WORK TO BE COMPLETED:
Exactly the lines from the one containing "Convert this screenshot" through the final line of the data below, with pictures omitted, make up the answer.

Excerpts from an interface dataset:
______
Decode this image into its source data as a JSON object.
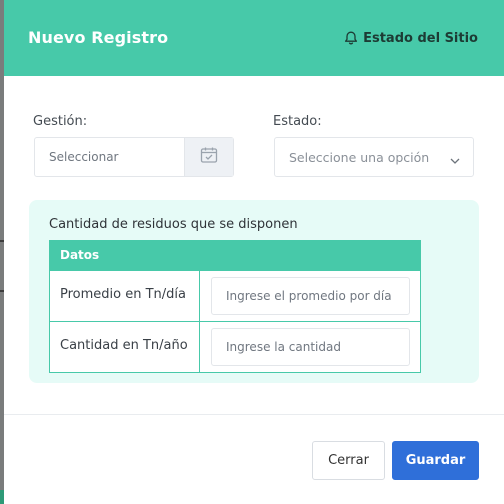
{
  "modal": {
    "title": "Nuevo Registro",
    "site_status_label": "Estado del Sitio",
    "site_status_icon": "bell-icon"
  },
  "form": {
    "gestion": {
      "label": "Gestión:",
      "placeholder": "Seleccionar",
      "icon": "calendar-icon"
    },
    "estado": {
      "label": "Estado:",
      "placeholder": "Seleccione una opción",
      "icon": "chevron-down-icon"
    }
  },
  "residues": {
    "title": "Cantidad de residuos que se disponen",
    "table_header": "Datos",
    "rows": [
      {
        "label": "Promedio en Tn/día",
        "placeholder": "Ingrese el promedio por día"
      },
      {
        "label": "Cantidad en Tn/año",
        "placeholder": "Ingrese la cantidad"
      }
    ]
  },
  "footer": {
    "close_label": "Cerrar",
    "save_label": "Guardar"
  },
  "colors": {
    "header": "#47c9a9",
    "panel_bg": "#e6fbf7",
    "primary_button": "#2f6fd9"
  }
}
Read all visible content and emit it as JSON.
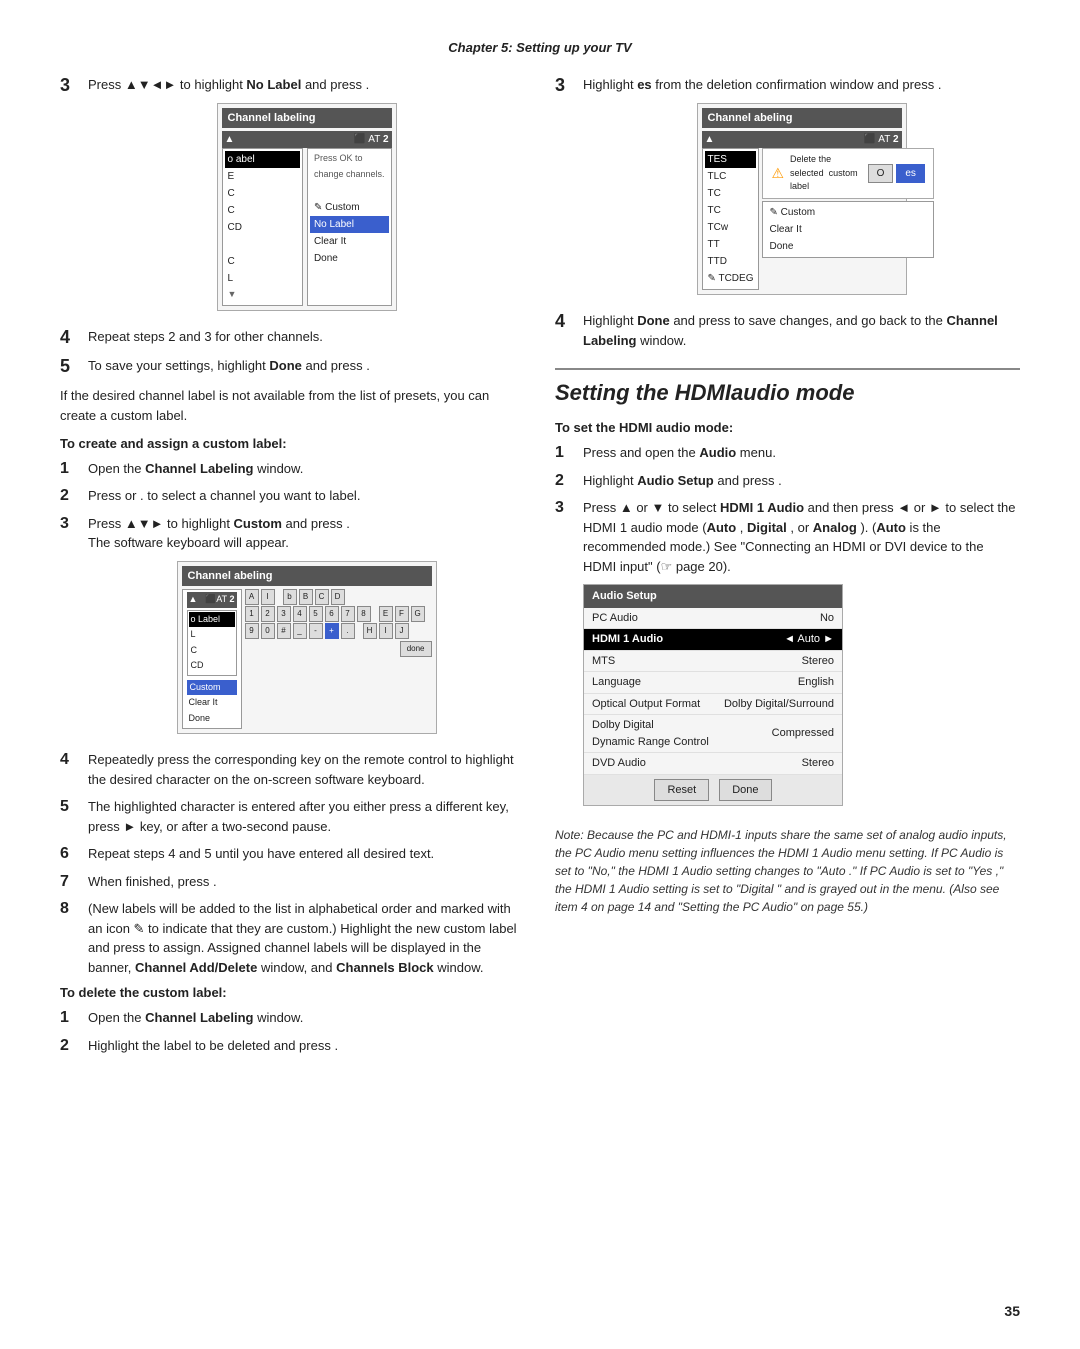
{
  "chapter_header": "Chapter 5: Setting up your TV",
  "left_column": {
    "step3_prefix": "Press ▲▼◄► to highlight ",
    "step3_bold": "No Label",
    "step3_suffix": " and press    .",
    "channel_box1": {
      "title": "Channel labeling",
      "top_bar_left": "▲",
      "top_bar_right": "AT",
      "top_bar_num": "2",
      "list_items": [
        {
          "label": "o abel",
          "highlighted": true
        },
        {
          "label": "E",
          "highlighted": false
        },
        {
          "label": "C",
          "highlighted": false
        },
        {
          "label": "C",
          "highlighted": false
        },
        {
          "label": "CD",
          "highlighted": false
        },
        {
          "label": "",
          "highlighted": false
        },
        {
          "label": "C",
          "highlighted": false
        },
        {
          "label": "L",
          "highlighted": false
        }
      ],
      "menu_items": [
        {
          "label": "Press OK to",
          "bold": false
        },
        {
          "label": "change channels.",
          "bold": false
        },
        {
          "label": "",
          "bold": false
        },
        {
          "label": "✎ Custom",
          "bold": false
        },
        {
          "label": "Clear It",
          "bold": false
        },
        {
          "label": "Done",
          "bold": false
        }
      ]
    },
    "step4": "Repeat steps 2 and 3 for other channels.",
    "step5_prefix": "To save your settings, highlight ",
    "step5_bold": "Done",
    "step5_suffix": " and press    .",
    "para1": "If the desired channel label is not available from the list of presets, you can create a custom label.",
    "subsection1": "To create and assign a custom label:",
    "sub_step1_prefix": "Open the ",
    "sub_step1_bold": "Channel Labeling",
    "sub_step1_suffix": " window.",
    "sub_step2_prefix": "Press    or   . to select a channel you want to label.",
    "sub_step3_prefix": "Press ▲▼► to highlight ",
    "sub_step3_bold": "Custom",
    "sub_step3_suffix": " and press    .",
    "sub_step3_sub": "The software keyboard will appear.",
    "channel_box2": {
      "title": "Channel abeling",
      "top_bar_left": "▲",
      "top_bar_right": "AT",
      "top_bar_num": "2",
      "list_label": "o Label"
    },
    "sub_step4": "Repeatedly press the corresponding key on the remote control to highlight the desired character on the on-screen software keyboard.",
    "sub_step5": "The highlighted character is entered after you either press a different key, press ► key, or after a two-second pause.",
    "sub_step6": "Repeat steps 4 and 5 until you have entered all desired text.",
    "sub_step7": "When finished, press    .",
    "sub_step8": "(New labels will be added to the list in alphabetical order and marked with an icon ✎ to indicate that they are custom.) Highlight the new custom label and press    to assign. Assigned channel labels will be displayed in the banner, Channel Add/Delete window, and Channels Block window.",
    "sub_step8_bold1": "Channel Add/Delete",
    "sub_step8_bold2": "Channels Block",
    "subsection2": "To delete the custom label:",
    "del_step1_prefix": "Open the ",
    "del_step1_bold": "Channel Labeling",
    "del_step1_suffix": " window.",
    "del_step2": "Highlight the label to be deleted and press    ."
  },
  "right_column": {
    "step3_prefix": "Highlight ",
    "step3_bold": "es",
    "step3_suffix": "  from the deletion confirmation window and press    .",
    "channel_box_right": {
      "title": "Channel abeling",
      "top_bar_left": "▲",
      "top_bar_right": "AT",
      "top_bar_num": "2",
      "list_items": [
        {
          "label": "TES",
          "highlighted": true
        },
        {
          "label": "TLC",
          "highlighted": false
        },
        {
          "label": "TC",
          "highlighted": false
        },
        {
          "label": "TC",
          "highlighted": false
        },
        {
          "label": "TCw",
          "highlighted": false
        },
        {
          "label": "TT",
          "highlighted": false
        },
        {
          "label": "TTD",
          "highlighted": false
        },
        {
          "label": "✎ TCDEG",
          "highlighted": false
        }
      ],
      "dialog_text": "Delete the selected   custom label",
      "dialog_btn1": "O",
      "dialog_btn2": "es",
      "menu_items": [
        {
          "label": "✎ Custom"
        },
        {
          "label": "Clear It"
        },
        {
          "label": "Done"
        }
      ]
    },
    "step4_prefix": "Highlight ",
    "step4_bold1": "Done",
    "step4_mid": " and press    to save changes, and go back to the ",
    "step4_bold2": "Channel Labeling",
    "step4_suffix": " window.",
    "section_divider": true,
    "section_title": "Setting the HDMIaudio mode",
    "subsection_hdmi": "To set the HDMI audio mode:",
    "hdmi_step1": "Press    and open the Audio menu.",
    "hdmi_step1_bold": "Audio",
    "hdmi_step2": "Highlight Audio Setup and press    .",
    "hdmi_step2_bold": "Audio Setup",
    "hdmi_step3_prefix": "Press ▲ or ▼ to select ",
    "hdmi_step3_bold1": "HDMI 1 Audio",
    "hdmi_step3_mid": "   and then press ◄ or ► to select the HDMI 1 audio mode (",
    "hdmi_step3_bold2": "Auto",
    "hdmi_step3_options": ", Digital , or Analog",
    "hdmi_step3_suffix": "). (Auto  is the recommended mode.) See \"Connecting an HDMI or DVI device to the HDMI input\" (☞ page 20).",
    "audio_box": {
      "title": "Audio Setup",
      "rows": [
        {
          "label": "PC Audio",
          "value": "No",
          "highlighted": false
        },
        {
          "label": "HDMI 1 Audio",
          "value": "Auto",
          "highlighted": true,
          "has_arrows": true
        },
        {
          "label": "MTS",
          "value": "Stereo",
          "highlighted": false
        },
        {
          "label": "Language",
          "value": "English",
          "highlighted": false
        },
        {
          "label": "Optical Output Format",
          "value": "Dolby Digital/Surround",
          "highlighted": false
        },
        {
          "label": "Dolby Digital Dynamic Range Control",
          "value": "Compressed",
          "highlighted": false
        },
        {
          "label": "DVD Audio",
          "value": "Stereo",
          "highlighted": false
        }
      ],
      "footer_btns": [
        "Reset",
        "Done"
      ]
    },
    "note_text": "Note: Because the PC and HDMI-1 inputs share the same set of analog audio inputs, the PC Audio  menu setting influences the HDMI 1 Audio  menu setting. If PC Audio  is set to \"No,\" the HDMI 1 Audio  setting changes to \"Auto .\" If PC Audio  is set to \"Yes ,\" the HDMI 1 Audio  setting is set to \"Digital \" and is grayed out in the menu. (Also see item 4 on page 14 and \"Setting the PC Audio\" on page 55.)"
  },
  "page_number": "35"
}
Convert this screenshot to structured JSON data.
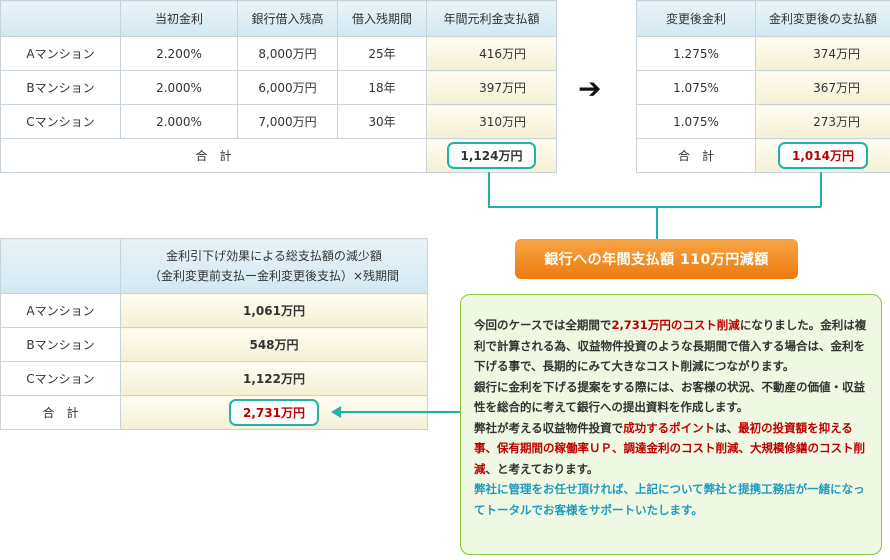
{
  "table1": {
    "headers": [
      "",
      "当初金利",
      "銀行借入残高",
      "借入残期間",
      "年間元利金支払額"
    ],
    "rows": [
      {
        "name": "Aマンション",
        "rate": "2.200%",
        "balance": "8,000万円",
        "period": "25年",
        "payment": "416万円"
      },
      {
        "name": "Bマンション",
        "rate": "2.000%",
        "balance": "6,000万円",
        "period": "18年",
        "payment": "397万円"
      },
      {
        "name": "Cマンション",
        "rate": "2.000%",
        "balance": "7,000万円",
        "period": "30年",
        "payment": "310万円"
      }
    ],
    "total_label": "合　計",
    "total": "1,124万円"
  },
  "arrow": "➔",
  "table2": {
    "headers": [
      "変更後金利",
      "金利変更後の支払額"
    ],
    "rows": [
      {
        "rate": "1.275%",
        "payment": "374万円"
      },
      {
        "rate": "1.075%",
        "payment": "367万円"
      },
      {
        "rate": "1.075%",
        "payment": "273万円"
      }
    ],
    "total_label": "合　計",
    "total": "1,014万円"
  },
  "banner": "銀行への年間支払額 110万円減額",
  "table3": {
    "header_line1": "金利引下げ効果による総支払額の減少額",
    "header_line2": "（金利変更前支払ー金利変更後支払）×残期間",
    "rows": [
      {
        "name": "Aマンション",
        "value": "1,061万円"
      },
      {
        "name": "Bマンション",
        "value": "548万円"
      },
      {
        "name": "Cマンション",
        "value": "1,122万円"
      }
    ],
    "total_label": "合　計",
    "total": "2,731万円"
  },
  "note": {
    "p1_a": "今回のケースでは全期間で",
    "p1_red": "2,731万円のコスト削減",
    "p1_b": "になりました。金利は複利で計算される為、収益物件投資のような長期間で借入する場合は、金利を下げる事で、長期的にみて大きなコスト削減につながります。",
    "p2": "銀行に金利を下げる提案をする際には、お客様の状況、不動産の価値・収益性を総合的に考えて銀行への提出資料を作成します。",
    "p3_a": "弊社が考える収益物件投資で",
    "p3_red1": "成功するポイント",
    "p3_b": "は、",
    "p3_red2": "最初の投資額を抑える事、保有期間の稼働率ＵＰ、調達金利のコスト削減、大規模修繕のコスト削減",
    "p3_c": "、と考えております。",
    "p4": "弊社に管理をお任せ頂ければ、上記について弊社と提携工務店が一緒になってトータルでお客様をサポートいたします。"
  }
}
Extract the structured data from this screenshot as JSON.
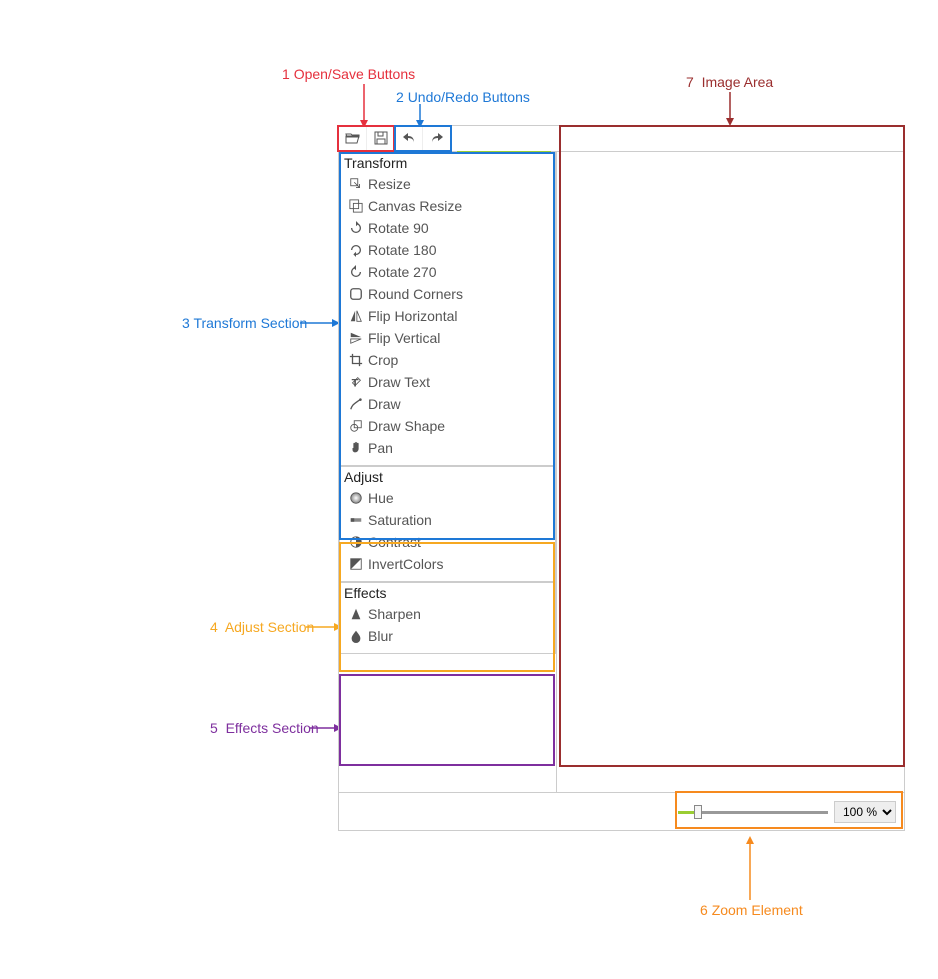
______
ANSWER SECTION:
Convert this screenshot to structured JSON data.
{
  "table1": {
    "headers": [
      "",
      "当初金利",
      "銀行借入残高",
      "借入残期間",
      "年間元利金支払額"
    ],
    "rows": [
      {
        "name": "Aマンション",
        "rate": "2.200%",
        "balance": "8,000万円",
        "period": "25年",
        "payment": "416万円"
      },
      {
        "name": "Bマンション",
        "rate": "2.000%",
        "balance": "6,000万円",
        "period": "18年",
        "payment": "397万円"
      },
      {
        "name": "Cマンション",
        "rate": "2.000%",
        "balance": "7,000万円",
        "period": "30年",
        "payment": "310万円"
      }
    ],
    "total_label": "合　計",
    "total": "1,124万円"
  },
  "arrow": "➔",
  "table2": {
    "headers": [
      "変更後金利",
      "金利変更後の支払額"
    ],
    "rows": [
      {
        "rate": "1.275%",
        "payment": "374万円"
      },
      {
        "rate": "1.075%",
        "payment": "367万円"
      },
      {
        "rate": "1.075%",
        "payment": "273万円"
      }
    ],
    "total_label": "合　計",
    "total": "1,014万円"
  },
  "banner": "銀行への年間支払額 110万円減額",
  "table3": {
    "header_line1": "金利引下げ効果による総支払額の減少額",
    "header_line2": "（金利変更前支払ー金利変更後支払）×残期間",
    "rows": [
      {
        "name": "Aマンション",
        "value": "1,061万円"
      },
      {
        "name": "Bマンション",
        "value": "548万円"
      },
      {
        "name": "Cマンション",
        "value": "1,122万円"
      }
    ],
    "total_label": "合　計",
    "total": "2,731万円"
  },
  "note": {
    "p1_a": "今回のケースでは全期間で",
    "p1_red": "2,731万円のコスト削減",
    "p1_b": "になりました。金利は複利で計算される為、収益物件投資のような長期間で借入する場合は、金利を下げる事で、長期的にみて大きなコスト削減につながります。",
    "p2": "銀行に金利を下げる提案をする際には、お客様の状況、不動産の価値・収益性を総合的に考えて銀行への提出資料を作成します。",
    "p3_a": "弊社が考える収益物件投資で",
    "p3_red1": "成功するポイント",
    "p3_b": "は、",
    "p3_red2": "最初の投資額を抑える事、保有期間の稼働率ＵＰ、調達金利のコスト削減、大規模修繕のコスト削減",
    "p3_c": "、と考えております。",
    "p4": "弊社に管理をお任せ頂ければ、上記について弊社と提携工務店が一緒になってトータルでお客様をサポートいたします。"
  }
}
Extract the structured data from this screenshot as JSON.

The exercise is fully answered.